▸ **Task directions**:
Filter the entries for the word "index". Copy each line that has it.

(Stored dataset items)
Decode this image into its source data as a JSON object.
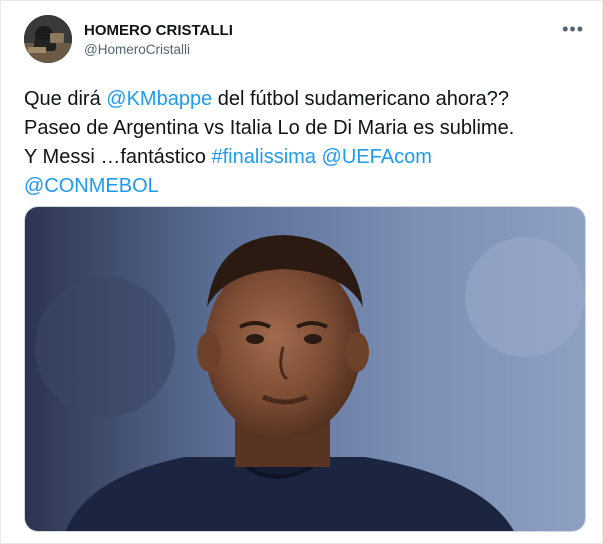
{
  "author": {
    "name": "HOMERO CRISTALLI",
    "handle": "@HomeroCristalli",
    "avatar_icon": "profile-photo"
  },
  "more_icon": "more-dots-icon",
  "more_glyph": "•••",
  "tweet": {
    "line1_pre": "Que dirá ",
    "mention_kmbappe": "@KMbappe",
    "line1_post": " del fútbol sudamericano ahora??",
    "line2": "Paseo de Argentina vs Italia Lo de Di Maria es sublime.",
    "line3_pre": "Y Messi …fantástico ",
    "hashtag": "#finalissima",
    "mention_uefa": "@UEFAcom",
    "mention_conmebol": "@CONMEBOL"
  },
  "colors": {
    "link": "#1d9bf0",
    "text": "#0f1419",
    "secondary": "#536471",
    "jersey": "#1b2540"
  },
  "media": {
    "image_subject": "portrait-of-football-player"
  }
}
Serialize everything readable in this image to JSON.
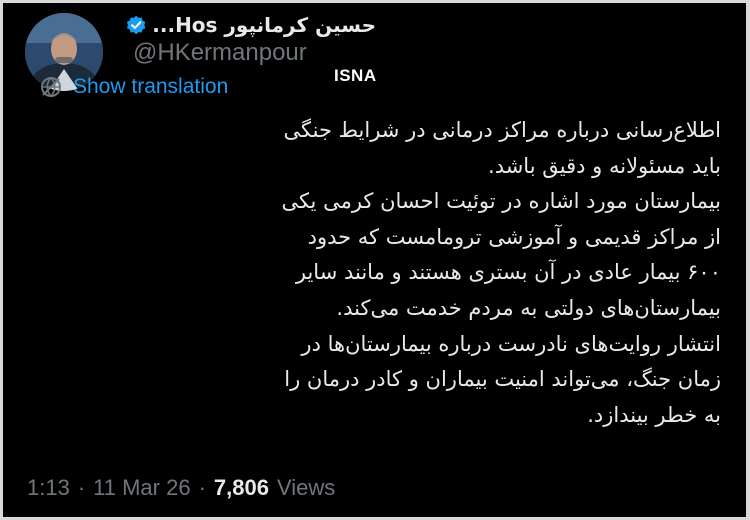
{
  "header": {
    "display_name": "حسین کرمانپور Hos...",
    "handle": "@HKermanpour",
    "verified": true,
    "accent_color": "#1d9bf0"
  },
  "watermark": "ISNA",
  "translate": {
    "label": "Show translation",
    "icon": "translate-icon"
  },
  "tweet": {
    "lines": [
      "اطلاع‌رسانی درباره مراکز درمانی در شرایط جنگی",
      "باید مسئولانه و دقیق باشد.",
      "بیمارستان مورد اشاره در توئیت احسان کرمی یکی",
      "از مراکز قدیمی و آموزشی ترومامست که حدود",
      "۶۰۰ بیمار عادی در آن بستری هستند و مانند سایر",
      "بیمارستان‌های دولتی به مردم خدمت می‌کند.",
      "انتشار روایت‌های نادرست درباره بیمارستان‌ها در",
      "زمان جنگ، می‌تواند امنیت بیماران و کادر درمان را",
      "به خطر بیندازد."
    ]
  },
  "meta": {
    "time": "1:13",
    "separator": "·",
    "date": "11 Mar 26",
    "views_count": "7,806",
    "views_label": "Views"
  }
}
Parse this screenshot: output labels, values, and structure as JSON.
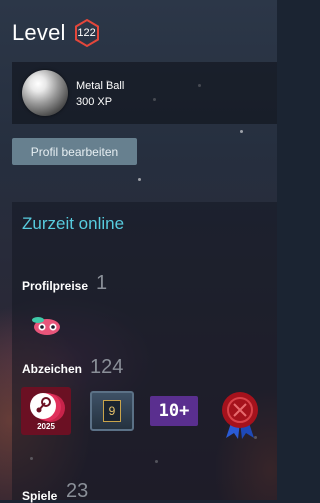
{
  "header": {
    "level_label": "Level",
    "level_value": "122"
  },
  "showcase": {
    "item_name": "Metal Ball",
    "item_xp": "300 XP"
  },
  "actions": {
    "edit_profile": "Profil bearbeiten"
  },
  "panel": {
    "status": "Zurzeit online",
    "awards_label": "Profilpreise",
    "awards_count": "1",
    "badges_label": "Abzeichen",
    "badges_count": "124",
    "badges": [
      {
        "icon": "steam-2025-badge",
        "text": "2025"
      },
      {
        "icon": "level-9-badge",
        "text": "9"
      },
      {
        "icon": "10-plus-badge",
        "text": "10+"
      },
      {
        "icon": "wax-seal-badge"
      }
    ],
    "games_label": "Spiele",
    "games_count": "23"
  },
  "colors": {
    "accent": "#57cbde",
    "button_bg": "#67808f",
    "level_ring": "#e4473b"
  }
}
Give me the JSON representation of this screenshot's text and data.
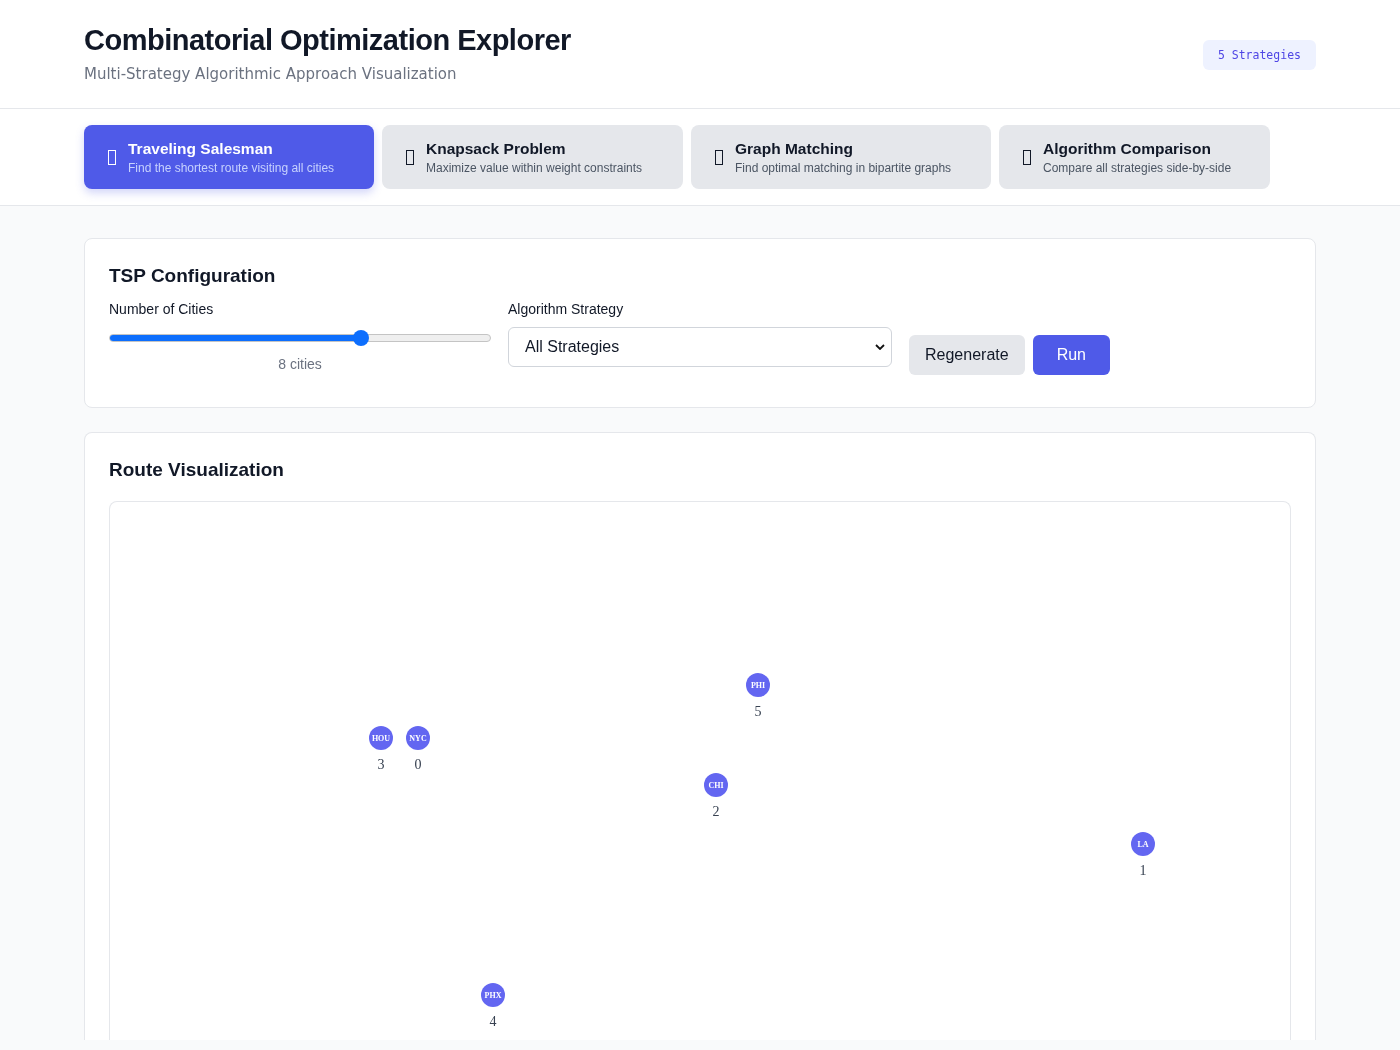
{
  "header": {
    "title": "Combinatorial Optimization Explorer",
    "subtitle": "Multi-Strategy Algorithmic Approach Visualization",
    "badge": "5 Strategies"
  },
  "tabs": [
    {
      "title": "Traveling Salesman",
      "description": "Find the shortest route visiting all cities",
      "selected": true
    },
    {
      "title": "Knapsack Problem",
      "description": "Maximize value within weight constraints",
      "selected": false
    },
    {
      "title": "Graph Matching",
      "description": "Find optimal matching in bipartite graphs",
      "selected": false
    },
    {
      "title": "Algorithm Comparison",
      "description": "Compare all strategies side-by-side",
      "selected": false
    }
  ],
  "config": {
    "title": "TSP Configuration",
    "cities_label": "Number of Cities",
    "cities_slider": {
      "level": 0.66
    },
    "cities_reading": "8 cities",
    "strategy_label": "Algorithm Strategy",
    "strategy_value": "All Strategies",
    "buttons": [
      {
        "label": "Regenerate",
        "kind": "secondary"
      },
      {
        "label": "Run",
        "kind": "primary"
      }
    ]
  },
  "visualization": {
    "title": "Route Visualization",
    "cities": [
      {
        "code": "NYC",
        "index": "0"
      },
      {
        "code": "LA",
        "index": "1"
      },
      {
        "code": "CHI",
        "index": "2"
      },
      {
        "code": "HOU",
        "index": "3"
      },
      {
        "code": "PHX",
        "index": "4"
      },
      {
        "code": "PHI",
        "index": "5"
      }
    ]
  }
}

▸ **Answer box**:
        "index": "0"
        "index": "1"
        "index": "2"
        "index": "3"
        "index": "4"
        "index": "5"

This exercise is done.